◆ WHAT IS EXPECTED ◆
If a record holds a picture, drop the picture and return the rest of the record word for word.

◆ DATASET EXTRACT ◆
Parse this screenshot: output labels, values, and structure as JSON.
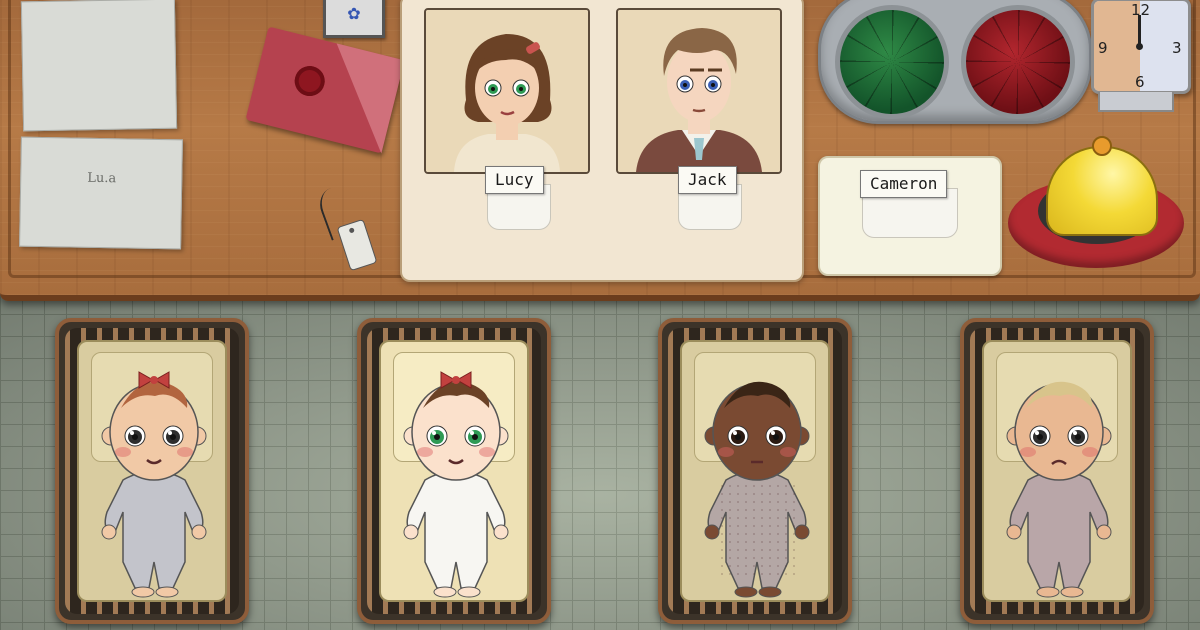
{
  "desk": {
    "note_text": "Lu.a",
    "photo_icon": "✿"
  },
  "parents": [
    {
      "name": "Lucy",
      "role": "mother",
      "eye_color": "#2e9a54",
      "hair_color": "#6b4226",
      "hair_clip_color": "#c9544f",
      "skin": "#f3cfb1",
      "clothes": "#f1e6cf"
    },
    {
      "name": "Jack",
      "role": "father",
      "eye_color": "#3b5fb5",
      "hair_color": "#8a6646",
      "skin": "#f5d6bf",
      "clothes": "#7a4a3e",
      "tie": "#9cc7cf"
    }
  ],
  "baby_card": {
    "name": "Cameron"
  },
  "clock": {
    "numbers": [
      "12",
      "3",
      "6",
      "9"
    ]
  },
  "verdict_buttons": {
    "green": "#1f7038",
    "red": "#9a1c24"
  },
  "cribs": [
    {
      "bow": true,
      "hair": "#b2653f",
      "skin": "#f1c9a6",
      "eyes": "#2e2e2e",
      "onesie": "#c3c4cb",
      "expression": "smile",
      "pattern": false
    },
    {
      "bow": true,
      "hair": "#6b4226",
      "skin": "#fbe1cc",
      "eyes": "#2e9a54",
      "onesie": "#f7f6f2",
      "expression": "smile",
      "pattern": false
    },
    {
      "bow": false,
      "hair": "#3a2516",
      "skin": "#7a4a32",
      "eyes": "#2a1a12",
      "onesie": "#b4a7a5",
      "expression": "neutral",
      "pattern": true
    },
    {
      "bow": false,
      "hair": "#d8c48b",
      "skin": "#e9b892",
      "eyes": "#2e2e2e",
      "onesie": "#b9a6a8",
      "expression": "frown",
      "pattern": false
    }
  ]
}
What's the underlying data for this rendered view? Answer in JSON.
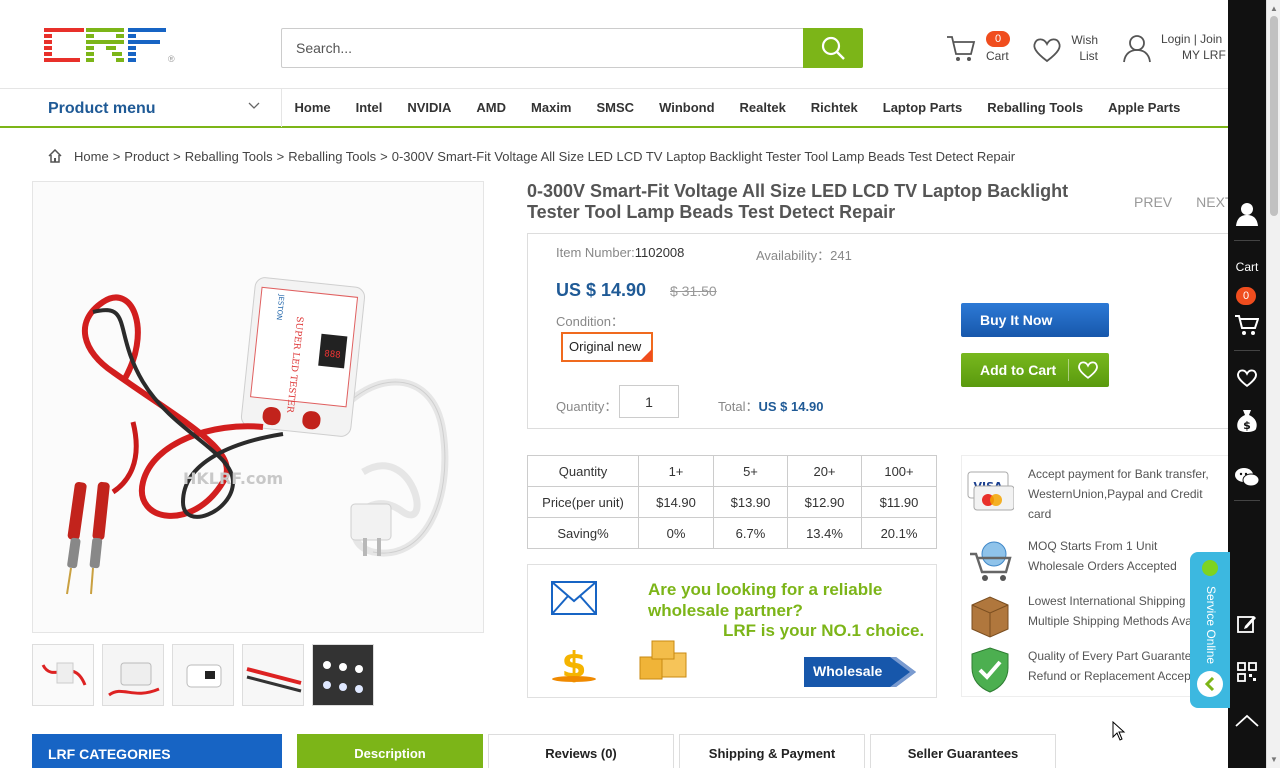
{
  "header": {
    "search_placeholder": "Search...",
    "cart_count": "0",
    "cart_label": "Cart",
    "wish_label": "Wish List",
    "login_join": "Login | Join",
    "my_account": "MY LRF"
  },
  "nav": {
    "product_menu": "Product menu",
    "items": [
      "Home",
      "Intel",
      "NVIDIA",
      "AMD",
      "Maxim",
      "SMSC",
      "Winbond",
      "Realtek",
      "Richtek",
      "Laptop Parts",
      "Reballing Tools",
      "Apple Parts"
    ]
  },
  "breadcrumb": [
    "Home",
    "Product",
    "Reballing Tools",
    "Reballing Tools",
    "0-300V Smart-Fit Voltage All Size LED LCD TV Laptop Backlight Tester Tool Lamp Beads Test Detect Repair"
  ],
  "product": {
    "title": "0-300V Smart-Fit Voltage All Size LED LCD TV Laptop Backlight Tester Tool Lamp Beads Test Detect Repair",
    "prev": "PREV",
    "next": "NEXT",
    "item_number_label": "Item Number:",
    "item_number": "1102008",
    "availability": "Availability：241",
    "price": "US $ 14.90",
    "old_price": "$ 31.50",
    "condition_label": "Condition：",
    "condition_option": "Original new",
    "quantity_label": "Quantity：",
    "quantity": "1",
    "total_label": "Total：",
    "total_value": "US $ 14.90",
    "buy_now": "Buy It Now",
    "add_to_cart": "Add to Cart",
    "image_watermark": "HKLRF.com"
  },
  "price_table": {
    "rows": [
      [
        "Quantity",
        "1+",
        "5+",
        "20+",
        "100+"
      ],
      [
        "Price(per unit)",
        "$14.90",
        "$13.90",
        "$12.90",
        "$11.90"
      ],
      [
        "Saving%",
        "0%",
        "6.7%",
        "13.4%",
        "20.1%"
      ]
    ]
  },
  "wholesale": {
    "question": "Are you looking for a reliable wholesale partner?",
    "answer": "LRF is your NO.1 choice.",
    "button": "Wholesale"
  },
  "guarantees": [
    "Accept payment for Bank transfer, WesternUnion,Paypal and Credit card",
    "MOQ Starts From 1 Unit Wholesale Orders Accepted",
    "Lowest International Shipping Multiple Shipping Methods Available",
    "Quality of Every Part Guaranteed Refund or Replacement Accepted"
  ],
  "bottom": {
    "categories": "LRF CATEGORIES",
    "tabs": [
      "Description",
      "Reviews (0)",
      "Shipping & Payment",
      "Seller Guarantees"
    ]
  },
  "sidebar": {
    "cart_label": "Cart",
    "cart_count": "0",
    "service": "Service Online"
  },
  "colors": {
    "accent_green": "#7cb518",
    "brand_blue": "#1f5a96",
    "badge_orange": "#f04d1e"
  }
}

◆ RESULT OF THIS TASK ◆
Parse this screenshot: output labels, values, and structure as JSON.
{
  "desk": {
    "note_text": "Lu.a",
    "photo_icon": "✿"
  },
  "parents": [
    {
      "name": "Lucy",
      "role": "mother",
      "eye_color": "#2e9a54",
      "hair_color": "#6b4226",
      "hair_clip_color": "#c9544f",
      "skin": "#f3cfb1",
      "clothes": "#f1e6cf"
    },
    {
      "name": "Jack",
      "role": "father",
      "eye_color": "#3b5fb5",
      "hair_color": "#8a6646",
      "skin": "#f5d6bf",
      "clothes": "#7a4a3e",
      "tie": "#9cc7cf"
    }
  ],
  "baby_card": {
    "name": "Cameron"
  },
  "clock": {
    "numbers": [
      "12",
      "3",
      "6",
      "9"
    ]
  },
  "verdict_buttons": {
    "green": "#1f7038",
    "red": "#9a1c24"
  },
  "cribs": [
    {
      "bow": true,
      "hair": "#b2653f",
      "skin": "#f1c9a6",
      "eyes": "#2e2e2e",
      "onesie": "#c3c4cb",
      "expression": "smile",
      "pattern": false
    },
    {
      "bow": true,
      "hair": "#6b4226",
      "skin": "#fbe1cc",
      "eyes": "#2e9a54",
      "onesie": "#f7f6f2",
      "expression": "smile",
      "pattern": false
    },
    {
      "bow": false,
      "hair": "#3a2516",
      "skin": "#7a4a32",
      "eyes": "#2a1a12",
      "onesie": "#b4a7a5",
      "expression": "neutral",
      "pattern": true
    },
    {
      "bow": false,
      "hair": "#d8c48b",
      "skin": "#e9b892",
      "eyes": "#2e2e2e",
      "onesie": "#b9a6a8",
      "expression": "frown",
      "pattern": false
    }
  ]
}
What's the underlying data for this rendered view? Answer in JSON.
{
  "header": {
    "search_placeholder": "Search...",
    "cart_count": "0",
    "cart_label": "Cart",
    "wish_label": "Wish List",
    "login_join": "Login | Join",
    "my_account": "MY LRF"
  },
  "nav": {
    "product_menu": "Product menu",
    "items": [
      "Home",
      "Intel",
      "NVIDIA",
      "AMD",
      "Maxim",
      "SMSC",
      "Winbond",
      "Realtek",
      "Richtek",
      "Laptop Parts",
      "Reballing Tools",
      "Apple Parts"
    ]
  },
  "breadcrumb": [
    "Home",
    "Product",
    "Reballing Tools",
    "Reballing Tools",
    "0-300V Smart-Fit Voltage All Size LED LCD TV Laptop Backlight Tester Tool Lamp Beads Test Detect Repair"
  ],
  "product": {
    "title": "0-300V Smart-Fit Voltage All Size LED LCD TV Laptop Backlight Tester Tool Lamp Beads Test Detect Repair",
    "prev": "PREV",
    "next": "NEXT",
    "item_number_label": "Item Number:",
    "item_number": "1102008",
    "availability": "Availability：241",
    "price": "US $ 14.90",
    "old_price": "$ 31.50",
    "condition_label": "Condition：",
    "condition_option": "Original new",
    "quantity_label": "Quantity：",
    "quantity": "1",
    "total_label": "Total：",
    "total_value": "US $ 14.90",
    "buy_now": "Buy It Now",
    "add_to_cart": "Add to Cart",
    "image_watermark": "HKLRF.com"
  },
  "price_table": {
    "rows": [
      [
        "Quantity",
        "1+",
        "5+",
        "20+",
        "100+"
      ],
      [
        "Price(per unit)",
        "$14.90",
        "$13.90",
        "$12.90",
        "$11.90"
      ],
      [
        "Saving%",
        "0%",
        "6.7%",
        "13.4%",
        "20.1%"
      ]
    ]
  },
  "wholesale": {
    "question": "Are you looking for a reliable wholesale partner?",
    "answer": "LRF is your NO.1 choice.",
    "button": "Wholesale"
  },
  "guarantees": [
    "Accept payment for Bank transfer, WesternUnion,Paypal and Credit card",
    "MOQ Starts From 1 Unit Wholesale Orders Accepted",
    "Lowest International Shipping Multiple Shipping Methods Available",
    "Quality of Every Part Guaranteed Refund or Replacement Accepted"
  ],
  "bottom": {
    "categories": "LRF CATEGORIES",
    "tabs": [
      "Description",
      "Reviews (0)",
      "Shipping & Payment",
      "Seller Guarantees"
    ]
  },
  "sidebar": {
    "cart_label": "Cart",
    "cart_count": "0",
    "service": "Service Online"
  },
  "colors": {
    "accent_green": "#7cb518",
    "brand_blue": "#1f5a96",
    "badge_orange": "#f04d1e"
  }
}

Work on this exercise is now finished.